Researcher Profile

Ernesto Marinero

Professor of Materials Engineering and Manufacturing; Director Deliberate Innovation for Faculty, Nanotechnology

Contact Information


Ernesto Marinero profile picture


B.Sc., Physics, Heriot-Watt University, Edinburgh, Scotland, UK; Ph.D., Physics, Heriot-Watt University, Edinburgh, Scotland, UK

Research Interests

Ernesto E. Marinero joined Purdue University on February 2013 after a successful industrial career in Silicon Valley. His research experience in both fundamental and applied science has been gained through appointments at the Max Planck Institute in G?ttingen, Germany; Stanford University, California; the IBM Almaden Research Center and the Hitachi San Jose Research Center both in San Jose, California. He is an experimentalist whose expertise includes Materials Science, Synthesis of Nanostructured Materials, Laser Physics and Picosecond Phenomena, Laser-Materials Processing, Magnetism and Nanoscale Sensor Device Physics and Fabrication. In addition to his scientific publications, his granted patent portfolio comprises 58 in the USA, 32 in Asia and 15 in Europe.

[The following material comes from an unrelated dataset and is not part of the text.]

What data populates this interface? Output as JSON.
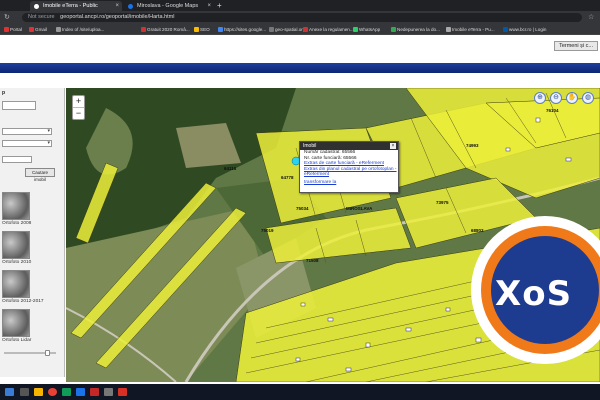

Research Impact

The Marinero research group focuses on the synthesis of nanoscale materials, their characterization and device applications for energy storage, spintronics and biosensors. The energy storage effort aims at solving the safety issues of Li-ion batteries while extending their gravimetric capacity and performance. We are developing composite solid-state electrolytes (SSE) comprising conducting polymers embedded with ceramic particles. The goal is to synthesize SSE with ionic conductivities on par liquid electrolytes that upon integration into battery devices employing Li-Air and Li-S pair chemistries will deliver 10-fold capacity increments over current Li-ion batteries. Marinero is a member of the Spintronics Atoms to Systems pre-eminent team and our research effort in this area aims at solving key impediments inherent to current spintronics devices: their slow switching speed and the excessive energy required to switch the magnetization orientation. Solutions based on synthetic ferromagnetic structure are predicted by our computational work to switch in the ps time scale and are being experimentally validated in our group. Another overarching goal of our preeminent spintronics team is the development of probabilistic computing employing stochastic magnets. To this aim we are developing logic and memory building blocks employing superparamagnets with particular emphasis on characterization of their magnetization switching dynamics. Recently a new effort between the Spintronics and the Quantum Photonics pre-eminent teams was initiated that seeks at the confluence of spins and photons to manipulate in the femtosecond time scale the magnetization orientation of nanomagnets through surface plasmons and the amplitude and directionality of plasmonic excitations with transient magnetic fields. Our ultimate goal is the realization of novel on-chip all-optically controlled devices. The biosensor research has two components: a) the development of an ultra-sensitive, room temperature and wearable magnetic sensor array for brain research (cellular and cognitive) based on the detection of magnetic signals associated with brain activity and neuron interactions; b) development of autonomous biosensors (sense, diagnose, remote transmission and self-powered) for the detection and monitoring of diseases transmitted by arthropod vectors such as dengue and Zika.